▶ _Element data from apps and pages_
::::
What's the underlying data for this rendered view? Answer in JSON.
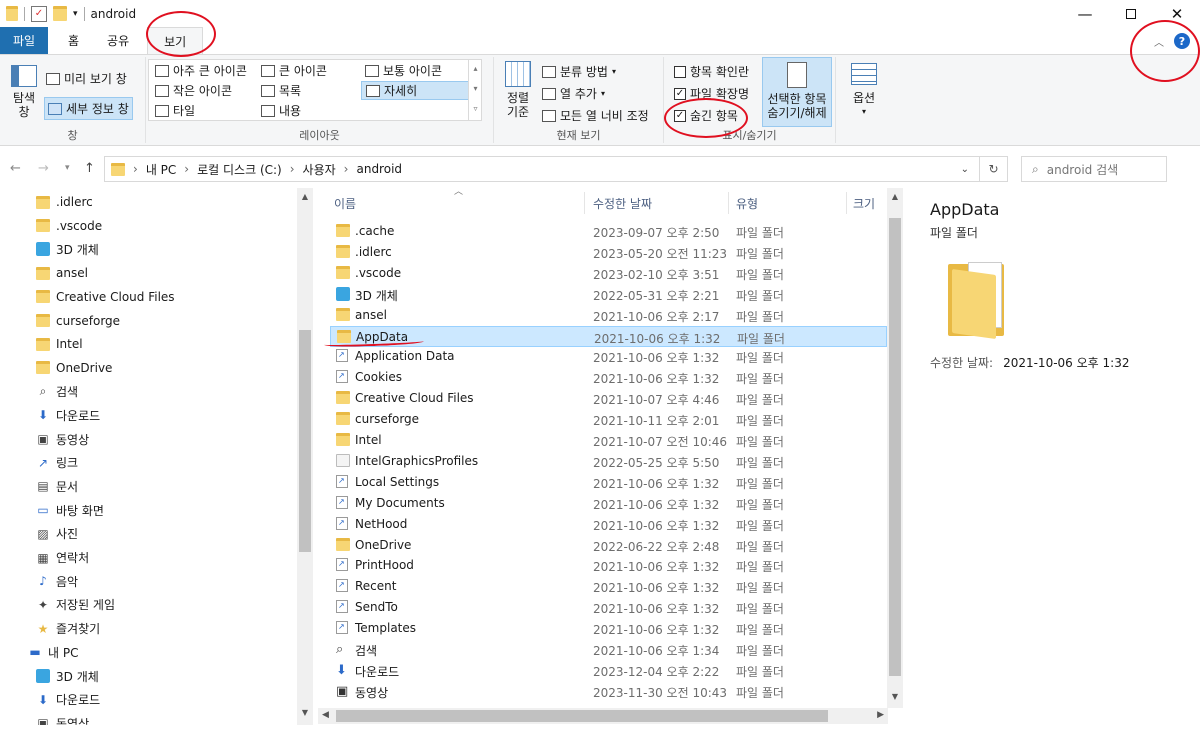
{
  "window": {
    "title": "android"
  },
  "tabs": [
    {
      "label": "파일"
    },
    {
      "label": "홈"
    },
    {
      "label": "공유"
    },
    {
      "label": "보기"
    }
  ],
  "ribbon": {
    "pane": {
      "nav_pane_label": "탐색\n창",
      "preview_pane": "미리 보기 창",
      "details_pane": "세부 정보 창",
      "group_label": "창"
    },
    "layout": {
      "items": [
        "아주 큰 아이콘",
        "큰 아이콘",
        "보통 아이콘",
        "작은 아이콘",
        "목록",
        "자세히",
        "타일",
        "내용"
      ],
      "selected": "자세히",
      "group_label": "레이아웃"
    },
    "current_view": {
      "sort_by": "정렬\n기준",
      "group_by": "분류 방법",
      "add_columns": "열 추가",
      "size_all_columns": "모든 열 너비 조정",
      "group_label": "현재 보기"
    },
    "show_hide": {
      "item_checkboxes": "항목 확인란",
      "item_checkboxes_checked": false,
      "file_extensions": "파일 확장명",
      "file_extensions_checked": true,
      "hidden_items": "숨긴 항목",
      "hidden_items_checked": true,
      "hide_selected": "선택한 항목\n숨기기/해제",
      "group_label": "표시/숨기기"
    },
    "options": {
      "label": "옵션"
    }
  },
  "address": {
    "crumbs": [
      "내 PC",
      "로컬 디스크 (C:)",
      "사용자",
      "android"
    ],
    "search_placeholder": "android 검색"
  },
  "nav_pane": [
    {
      "label": ".idlerc",
      "icon": "folder-icon"
    },
    {
      "label": ".vscode",
      "icon": "folder-icon"
    },
    {
      "label": "3D 개체",
      "icon": "cube-icon"
    },
    {
      "label": "ansel",
      "icon": "folder-icon"
    },
    {
      "label": "Creative Cloud Files",
      "icon": "folder-icon"
    },
    {
      "label": "curseforge",
      "icon": "folder-icon"
    },
    {
      "label": "Intel",
      "icon": "folder-icon"
    },
    {
      "label": "OneDrive",
      "icon": "folder-icon"
    },
    {
      "label": "검색",
      "icon": "search-icon"
    },
    {
      "label": "다운로드",
      "icon": "download-icon"
    },
    {
      "label": "동영상",
      "icon": "video-icon"
    },
    {
      "label": "링크",
      "icon": "link-icon"
    },
    {
      "label": "문서",
      "icon": "document-icon"
    },
    {
      "label": "바탕 화면",
      "icon": "desktop-icon"
    },
    {
      "label": "사진",
      "icon": "pictures-icon"
    },
    {
      "label": "연락처",
      "icon": "contacts-icon"
    },
    {
      "label": "음악",
      "icon": "music-icon"
    },
    {
      "label": "저장된 게임",
      "icon": "games-icon"
    },
    {
      "label": "즐겨찾기",
      "icon": "star-icon"
    },
    {
      "label": "내 PC",
      "icon": "pc-icon"
    },
    {
      "label": "3D 개체",
      "icon": "cube-icon"
    },
    {
      "label": "다운로드",
      "icon": "download-icon"
    },
    {
      "label": "동영상",
      "icon": "video-icon"
    }
  ],
  "columns": [
    {
      "label": "이름"
    },
    {
      "label": "수정한 날짜"
    },
    {
      "label": "유형"
    },
    {
      "label": "크기"
    }
  ],
  "files": [
    {
      "name": ".cache",
      "date": "2023-09-07 오후 2:50",
      "type": "파일 폴더",
      "icon": "folder"
    },
    {
      "name": ".idlerc",
      "date": "2023-05-20 오전 11:23",
      "type": "파일 폴더",
      "icon": "folder"
    },
    {
      "name": ".vscode",
      "date": "2023-02-10 오후 3:51",
      "type": "파일 폴더",
      "icon": "folder"
    },
    {
      "name": "3D 개체",
      "date": "2022-05-31 오후 2:21",
      "type": "파일 폴더",
      "icon": "cube"
    },
    {
      "name": "ansel",
      "date": "2021-10-06 오후 2:17",
      "type": "파일 폴더",
      "icon": "folder"
    },
    {
      "name": "AppData",
      "date": "2021-10-06 오후 1:32",
      "type": "파일 폴더",
      "icon": "folder",
      "selected": true
    },
    {
      "name": "Application Data",
      "date": "2021-10-06 오후 1:32",
      "type": "파일 폴더",
      "icon": "short"
    },
    {
      "name": "Cookies",
      "date": "2021-10-06 오후 1:32",
      "type": "파일 폴더",
      "icon": "short"
    },
    {
      "name": "Creative Cloud Files",
      "date": "2021-10-07 오후 4:46",
      "type": "파일 폴더",
      "icon": "folder"
    },
    {
      "name": "curseforge",
      "date": "2021-10-11 오후 2:01",
      "type": "파일 폴더",
      "icon": "folder"
    },
    {
      "name": "Intel",
      "date": "2021-10-07 오전 10:46",
      "type": "파일 폴더",
      "icon": "folder"
    },
    {
      "name": "IntelGraphicsProfiles",
      "date": "2022-05-25 오후 5:50",
      "type": "파일 폴더",
      "icon": "sys"
    },
    {
      "name": "Local Settings",
      "date": "2021-10-06 오후 1:32",
      "type": "파일 폴더",
      "icon": "short"
    },
    {
      "name": "My Documents",
      "date": "2021-10-06 오후 1:32",
      "type": "파일 폴더",
      "icon": "short"
    },
    {
      "name": "NetHood",
      "date": "2021-10-06 오후 1:32",
      "type": "파일 폴더",
      "icon": "short"
    },
    {
      "name": "OneDrive",
      "date": "2022-06-22 오후 2:48",
      "type": "파일 폴더",
      "icon": "folder"
    },
    {
      "name": "PrintHood",
      "date": "2021-10-06 오후 1:32",
      "type": "파일 폴더",
      "icon": "short"
    },
    {
      "name": "Recent",
      "date": "2021-10-06 오후 1:32",
      "type": "파일 폴더",
      "icon": "short"
    },
    {
      "name": "SendTo",
      "date": "2021-10-06 오후 1:32",
      "type": "파일 폴더",
      "icon": "short"
    },
    {
      "name": "Templates",
      "date": "2021-10-06 오후 1:32",
      "type": "파일 폴더",
      "icon": "short"
    },
    {
      "name": "검색",
      "date": "2021-10-06 오후 1:34",
      "type": "파일 폴더",
      "icon": "search"
    },
    {
      "name": "다운로드",
      "date": "2023-12-04 오후 2:22",
      "type": "파일 폴더",
      "icon": "download"
    },
    {
      "name": "동영상",
      "date": "2023-11-30 오전 10:43",
      "type": "파일 폴더",
      "icon": "video"
    }
  ],
  "details": {
    "title": "AppData",
    "type": "파일 폴더",
    "modified_label": "수정한 날짜:",
    "modified_value": "2021-10-06 오후 1:32"
  },
  "colors": {
    "file_tab": "#1f6fb0",
    "selection": "#cce8ff",
    "annotation": "#e01020"
  }
}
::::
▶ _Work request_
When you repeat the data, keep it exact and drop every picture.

▶ _Task output_
What's the underlying data for this rendered view? Answer in JSON.
{
  "window": {
    "title": "android"
  },
  "tabs": [
    {
      "label": "파일"
    },
    {
      "label": "홈"
    },
    {
      "label": "공유"
    },
    {
      "label": "보기"
    }
  ],
  "ribbon": {
    "pane": {
      "nav_pane_label": "탐색\n창",
      "preview_pane": "미리 보기 창",
      "details_pane": "세부 정보 창",
      "group_label": "창"
    },
    "layout": {
      "items": [
        "아주 큰 아이콘",
        "큰 아이콘",
        "보통 아이콘",
        "작은 아이콘",
        "목록",
        "자세히",
        "타일",
        "내용"
      ],
      "selected": "자세히",
      "group_label": "레이아웃"
    },
    "current_view": {
      "sort_by": "정렬\n기준",
      "group_by": "분류 방법",
      "add_columns": "열 추가",
      "size_all_columns": "모든 열 너비 조정",
      "group_label": "현재 보기"
    },
    "show_hide": {
      "item_checkboxes": "항목 확인란",
      "item_checkboxes_checked": false,
      "file_extensions": "파일 확장명",
      "file_extensions_checked": true,
      "hidden_items": "숨긴 항목",
      "hidden_items_checked": true,
      "hide_selected": "선택한 항목\n숨기기/해제",
      "group_label": "표시/숨기기"
    },
    "options": {
      "label": "옵션"
    }
  },
  "address": {
    "crumbs": [
      "내 PC",
      "로컬 디스크 (C:)",
      "사용자",
      "android"
    ],
    "search_placeholder": "android 검색"
  },
  "nav_pane": [
    {
      "label": ".idlerc",
      "icon": "folder-icon"
    },
    {
      "label": ".vscode",
      "icon": "folder-icon"
    },
    {
      "label": "3D 개체",
      "icon": "cube-icon"
    },
    {
      "label": "ansel",
      "icon": "folder-icon"
    },
    {
      "label": "Creative Cloud Files",
      "icon": "folder-icon"
    },
    {
      "label": "curseforge",
      "icon": "folder-icon"
    },
    {
      "label": "Intel",
      "icon": "folder-icon"
    },
    {
      "label": "OneDrive",
      "icon": "folder-icon"
    },
    {
      "label": "검색",
      "icon": "search-icon"
    },
    {
      "label": "다운로드",
      "icon": "download-icon"
    },
    {
      "label": "동영상",
      "icon": "video-icon"
    },
    {
      "label": "링크",
      "icon": "link-icon"
    },
    {
      "label": "문서",
      "icon": "document-icon"
    },
    {
      "label": "바탕 화면",
      "icon": "desktop-icon"
    },
    {
      "label": "사진",
      "icon": "pictures-icon"
    },
    {
      "label": "연락처",
      "icon": "contacts-icon"
    },
    {
      "label": "음악",
      "icon": "music-icon"
    },
    {
      "label": "저장된 게임",
      "icon": "games-icon"
    },
    {
      "label": "즐겨찾기",
      "icon": "star-icon"
    },
    {
      "label": "내 PC",
      "icon": "pc-icon"
    },
    {
      "label": "3D 개체",
      "icon": "cube-icon"
    },
    {
      "label": "다운로드",
      "icon": "download-icon"
    },
    {
      "label": "동영상",
      "icon": "video-icon"
    }
  ],
  "columns": [
    {
      "label": "이름"
    },
    {
      "label": "수정한 날짜"
    },
    {
      "label": "유형"
    },
    {
      "label": "크기"
    }
  ],
  "files": [
    {
      "name": ".cache",
      "date": "2023-09-07 오후 2:50",
      "type": "파일 폴더",
      "icon": "folder"
    },
    {
      "name": ".idlerc",
      "date": "2023-05-20 오전 11:23",
      "type": "파일 폴더",
      "icon": "folder"
    },
    {
      "name": ".vscode",
      "date": "2023-02-10 오후 3:51",
      "type": "파일 폴더",
      "icon": "folder"
    },
    {
      "name": "3D 개체",
      "date": "2022-05-31 오후 2:21",
      "type": "파일 폴더",
      "icon": "cube"
    },
    {
      "name": "ansel",
      "date": "2021-10-06 오후 2:17",
      "type": "파일 폴더",
      "icon": "folder"
    },
    {
      "name": "AppData",
      "date": "2021-10-06 오후 1:32",
      "type": "파일 폴더",
      "icon": "folder",
      "selected": true
    },
    {
      "name": "Application Data",
      "date": "2021-10-06 오후 1:32",
      "type": "파일 폴더",
      "icon": "short"
    },
    {
      "name": "Cookies",
      "date": "2021-10-06 오후 1:32",
      "type": "파일 폴더",
      "icon": "short"
    },
    {
      "name": "Creative Cloud Files",
      "date": "2021-10-07 오후 4:46",
      "type": "파일 폴더",
      "icon": "folder"
    },
    {
      "name": "curseforge",
      "date": "2021-10-11 오후 2:01",
      "type": "파일 폴더",
      "icon": "folder"
    },
    {
      "name": "Intel",
      "date": "2021-10-07 오전 10:46",
      "type": "파일 폴더",
      "icon": "folder"
    },
    {
      "name": "IntelGraphicsProfiles",
      "date": "2022-05-25 오후 5:50",
      "type": "파일 폴더",
      "icon": "sys"
    },
    {
      "name": "Local Settings",
      "date": "2021-10-06 오후 1:32",
      "type": "파일 폴더",
      "icon": "short"
    },
    {
      "name": "My Documents",
      "date": "2021-10-06 오후 1:32",
      "type": "파일 폴더",
      "icon": "short"
    },
    {
      "name": "NetHood",
      "date": "2021-10-06 오후 1:32",
      "type": "파일 폴더",
      "icon": "short"
    },
    {
      "name": "OneDrive",
      "date": "2022-06-22 오후 2:48",
      "type": "파일 폴더",
      "icon": "folder"
    },
    {
      "name": "PrintHood",
      "date": "2021-10-06 오후 1:32",
      "type": "파일 폴더",
      "icon": "short"
    },
    {
      "name": "Recent",
      "date": "2021-10-06 오후 1:32",
      "type": "파일 폴더",
      "icon": "short"
    },
    {
      "name": "SendTo",
      "date": "2021-10-06 오후 1:32",
      "type": "파일 폴더",
      "icon": "short"
    },
    {
      "name": "Templates",
      "date": "2021-10-06 오후 1:32",
      "type": "파일 폴더",
      "icon": "short"
    },
    {
      "name": "검색",
      "date": "2021-10-06 오후 1:34",
      "type": "파일 폴더",
      "icon": "search"
    },
    {
      "name": "다운로드",
      "date": "2023-12-04 오후 2:22",
      "type": "파일 폴더",
      "icon": "download"
    },
    {
      "name": "동영상",
      "date": "2023-11-30 오전 10:43",
      "type": "파일 폴더",
      "icon": "video"
    }
  ],
  "details": {
    "title": "AppData",
    "type": "파일 폴더",
    "modified_label": "수정한 날짜:",
    "modified_value": "2021-10-06 오후 1:32"
  },
  "colors": {
    "file_tab": "#1f6fb0",
    "selection": "#cce8ff",
    "annotation": "#e01020"
  }
}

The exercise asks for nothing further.